A tyre business repairs or sells tyres, and offers other services like wheel alignment and other things that are convenient. But they don’t go as far as working with engines, this is an industry that will not go out of business anytime soon.
Cars will be our mode of transportation and they’re not going anywhere for the foreseeable future. As long as they are around, they will always need to have their tyres repaired or new tyres/rims. The barriers to entry are a bit low but can be high as well, depending on your business model and the services you offer.
What do you need to get started?
All you really need is equipment, this equipment costs less than R1 000 at the very lower end and can cost over R20 000 on the higher end. The type of equipment you need will be determined by the services you offer.
Some entrepreneurs just offer tyre repair, some sell new tyres and rims, some do wheel alignment and others do everything. If all you want is to repair tyres then your starting equipment should not be that expensive.
Equipment list can include a centering device, a balancer, impact wrenches, tyre pressure and a pattern management system. You also need to have operating premises and enough capital to buy inventory if you plan on selling.
I highly recommend getting experience before starting this business. You need to know what you are doing; you can be self-taught or volunteer to work in a tyre shop for a while. Getting experience will also teach you everything about the business, this will lead to few mistakes on your end when starting the business.
Another great thing about getting experience is that you will be able to spot your strengths and weaknesses and that will help you to avoid a lot of pitfalls in the future. You will also know which challenges to expect and how to deal with them.
Choose the right location
This business gets a lot of its customers from foot traffic, it’s of utmost importance to be situated in the right location. It’s especially important for people who don’t have much money to spend on marketing.
Make sure that you are in a location that is highly visible and convenient for a lot of people. You don’t want to pick a spot that makes you hidden in any way. A lot of your first customers are going to be people who see your store then decide to check it out.
Get operating premises
You need to rent or build operating premises; this comes after you have carefully chosen your location. There should be enough space to do all the wheel alignment, tyre repairing and inventory if you plan to sell tyres and rims.
This will be your biggest monthly expense and can be the reason for your business shutting down if you don’t get enough clients. Try to get a place that you can afford for at least 6 months, even if you had no customers.
Buy inventory and equipment
Buy all your tyres and rims if you are planning to sell, as stated above, your equipment will be determined by the services offered by your store.
Register your business
Registering a business only costs R125 in South Africa. Your tyre business will have a professional front and a business account amongst other benefits.

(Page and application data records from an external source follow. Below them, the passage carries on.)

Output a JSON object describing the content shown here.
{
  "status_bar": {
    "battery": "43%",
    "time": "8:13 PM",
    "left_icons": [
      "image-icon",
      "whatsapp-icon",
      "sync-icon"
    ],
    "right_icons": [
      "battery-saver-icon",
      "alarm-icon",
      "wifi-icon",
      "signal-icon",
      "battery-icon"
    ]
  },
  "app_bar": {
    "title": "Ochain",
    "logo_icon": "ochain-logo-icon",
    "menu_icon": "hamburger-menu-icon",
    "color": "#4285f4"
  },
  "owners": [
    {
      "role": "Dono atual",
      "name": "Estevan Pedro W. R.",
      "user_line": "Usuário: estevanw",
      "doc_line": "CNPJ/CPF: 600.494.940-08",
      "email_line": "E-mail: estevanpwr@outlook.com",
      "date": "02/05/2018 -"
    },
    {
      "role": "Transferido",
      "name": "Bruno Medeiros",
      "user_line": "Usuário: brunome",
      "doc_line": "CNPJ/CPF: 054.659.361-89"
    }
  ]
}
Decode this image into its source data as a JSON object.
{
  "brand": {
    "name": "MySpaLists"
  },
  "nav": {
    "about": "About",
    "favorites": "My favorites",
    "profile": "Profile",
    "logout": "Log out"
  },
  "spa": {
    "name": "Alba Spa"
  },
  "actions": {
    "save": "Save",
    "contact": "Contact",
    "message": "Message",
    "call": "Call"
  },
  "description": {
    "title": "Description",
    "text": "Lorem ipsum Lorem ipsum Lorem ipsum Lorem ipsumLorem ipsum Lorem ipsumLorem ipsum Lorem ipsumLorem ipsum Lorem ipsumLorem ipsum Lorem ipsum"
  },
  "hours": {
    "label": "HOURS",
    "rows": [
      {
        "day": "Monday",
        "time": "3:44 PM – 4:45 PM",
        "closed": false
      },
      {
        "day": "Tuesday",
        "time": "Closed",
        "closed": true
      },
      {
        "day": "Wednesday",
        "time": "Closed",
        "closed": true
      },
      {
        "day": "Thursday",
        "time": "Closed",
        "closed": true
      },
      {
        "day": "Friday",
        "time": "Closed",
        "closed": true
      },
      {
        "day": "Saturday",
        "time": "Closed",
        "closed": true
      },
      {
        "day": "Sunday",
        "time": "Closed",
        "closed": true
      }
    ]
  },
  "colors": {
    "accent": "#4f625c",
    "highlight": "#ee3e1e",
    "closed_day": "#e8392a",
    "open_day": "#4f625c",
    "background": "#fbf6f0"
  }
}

Market your business
A tyre shop in a good location will market itself, you can bring in more people by advertising in your local newspaper. This will help build brand awareness, which will help to build trust in the long run. Other great marketing platforms are Google Ads and Facebook. They make it so much easier to advertise to someone who is looking for what you are selling.
This was a guide on how to start a tyre business in South Africa. Do you have any thoughts or questions? Comment below.